The Society grasped the importance of debate, and recognized that the movement was more likely to convince people of their side through fair and open hearings, believing that in the end the truth will emerge and their positions would be vindicated. Its growth did not depend on large conservative foundations; it was funded mainly by in-kind contributions and membership dues. It did not undertake litigation, though it did create a pro bono clearing house. Its most direct output was debate, through which it identified and developed conservative issues. Importanly, proximity can breed creativity by facilitating unplanned interactions and arguments and increasing the emotional intensity of scholarly interaction. The Federalists offered the platform for this proximity.
The two conservative public interest law firms to emerge from this new and improved movement were the Institute of Justice (IJ) and the Center for Individual Rights (CIR). Of the two, IJ is larger, with a budget three times that of CIR. One of the great ideas was to defend individuals of all races that were being crushed by a bureaucracy that comes from unnecessary expansion of the government, for which the conservative descriptive moniker “empowerment” was created and exploited.
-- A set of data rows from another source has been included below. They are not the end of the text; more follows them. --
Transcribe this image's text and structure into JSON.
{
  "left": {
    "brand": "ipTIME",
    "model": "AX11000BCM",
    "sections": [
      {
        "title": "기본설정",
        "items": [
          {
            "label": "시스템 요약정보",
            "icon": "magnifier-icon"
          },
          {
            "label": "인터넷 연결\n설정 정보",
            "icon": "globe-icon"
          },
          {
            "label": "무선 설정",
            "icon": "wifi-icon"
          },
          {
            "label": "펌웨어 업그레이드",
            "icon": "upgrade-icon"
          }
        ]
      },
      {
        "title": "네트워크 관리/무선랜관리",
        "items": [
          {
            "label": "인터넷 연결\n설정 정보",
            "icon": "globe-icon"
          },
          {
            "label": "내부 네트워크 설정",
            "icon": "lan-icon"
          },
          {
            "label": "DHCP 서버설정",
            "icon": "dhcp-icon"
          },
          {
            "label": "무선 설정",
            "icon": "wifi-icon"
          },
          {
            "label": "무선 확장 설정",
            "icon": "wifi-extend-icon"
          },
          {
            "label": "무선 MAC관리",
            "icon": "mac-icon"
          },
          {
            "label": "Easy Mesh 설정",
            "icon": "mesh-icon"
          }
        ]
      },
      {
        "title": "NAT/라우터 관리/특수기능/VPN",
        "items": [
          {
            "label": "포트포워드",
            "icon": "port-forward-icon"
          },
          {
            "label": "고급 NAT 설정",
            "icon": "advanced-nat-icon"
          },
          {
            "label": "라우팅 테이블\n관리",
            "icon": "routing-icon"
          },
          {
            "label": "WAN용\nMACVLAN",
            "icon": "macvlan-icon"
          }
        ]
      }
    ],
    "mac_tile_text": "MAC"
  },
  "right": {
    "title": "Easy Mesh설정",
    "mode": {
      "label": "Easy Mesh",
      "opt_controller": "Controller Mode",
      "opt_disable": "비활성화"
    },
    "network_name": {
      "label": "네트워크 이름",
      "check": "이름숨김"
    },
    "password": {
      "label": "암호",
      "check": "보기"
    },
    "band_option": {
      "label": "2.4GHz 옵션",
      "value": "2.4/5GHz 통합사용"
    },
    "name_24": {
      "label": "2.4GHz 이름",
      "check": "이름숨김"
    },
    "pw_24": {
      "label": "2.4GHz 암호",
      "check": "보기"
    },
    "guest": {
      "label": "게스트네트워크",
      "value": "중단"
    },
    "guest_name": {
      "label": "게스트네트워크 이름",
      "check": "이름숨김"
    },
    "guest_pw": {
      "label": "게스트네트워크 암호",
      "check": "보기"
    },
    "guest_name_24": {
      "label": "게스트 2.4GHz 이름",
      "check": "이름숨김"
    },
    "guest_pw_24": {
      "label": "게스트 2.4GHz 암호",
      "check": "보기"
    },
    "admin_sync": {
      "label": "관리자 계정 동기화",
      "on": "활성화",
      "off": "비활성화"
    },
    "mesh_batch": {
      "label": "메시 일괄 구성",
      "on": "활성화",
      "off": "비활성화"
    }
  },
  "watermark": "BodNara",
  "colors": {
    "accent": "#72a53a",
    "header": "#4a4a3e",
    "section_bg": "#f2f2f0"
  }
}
Was this shift inevitable? On a micro level, I suppose I could have remained in Venice Beach, representing drug dealers and evicted tenants until my pony tail went gray, rather than moving to Washington to prosecute terrorists. I would have been true to the predominant UCLA ethos, circa 1986. Who knows whether my altered course would not play out at the macro evel? Reading The Rise of the Conservative Movement , it is clear that a selected few were prescient. History could indeed have very well have been different, just as a U.S. without John Adams might have remained under the British yolk.
To Teles, American political history has been marked by long periods in which one ideological “team outcompetes the other, producing institutional and policy change in its preferred direction for decades.” To him, ideas are especially important. Political movements can attain a durable advantage by identifying their own ideas with common sense, intellectual seriousness, responsibility, professionalism and ordinary decency, while claiming that their opponents ideas of “off the wall.” By the 1960s, legal liberalism had come to be associated, especially among the young, with idealism, the individual, civil rights, and a concern with justice, while conservatism was tarred with the brush of self-interest, and unseemly ties to business and other large concentrations of power, along with a lack of concern for racial justice. This, thankfully, is no longer the case, thanks to the rise of the conservative legal movement.
The views in this article are not those of the Department of Justice.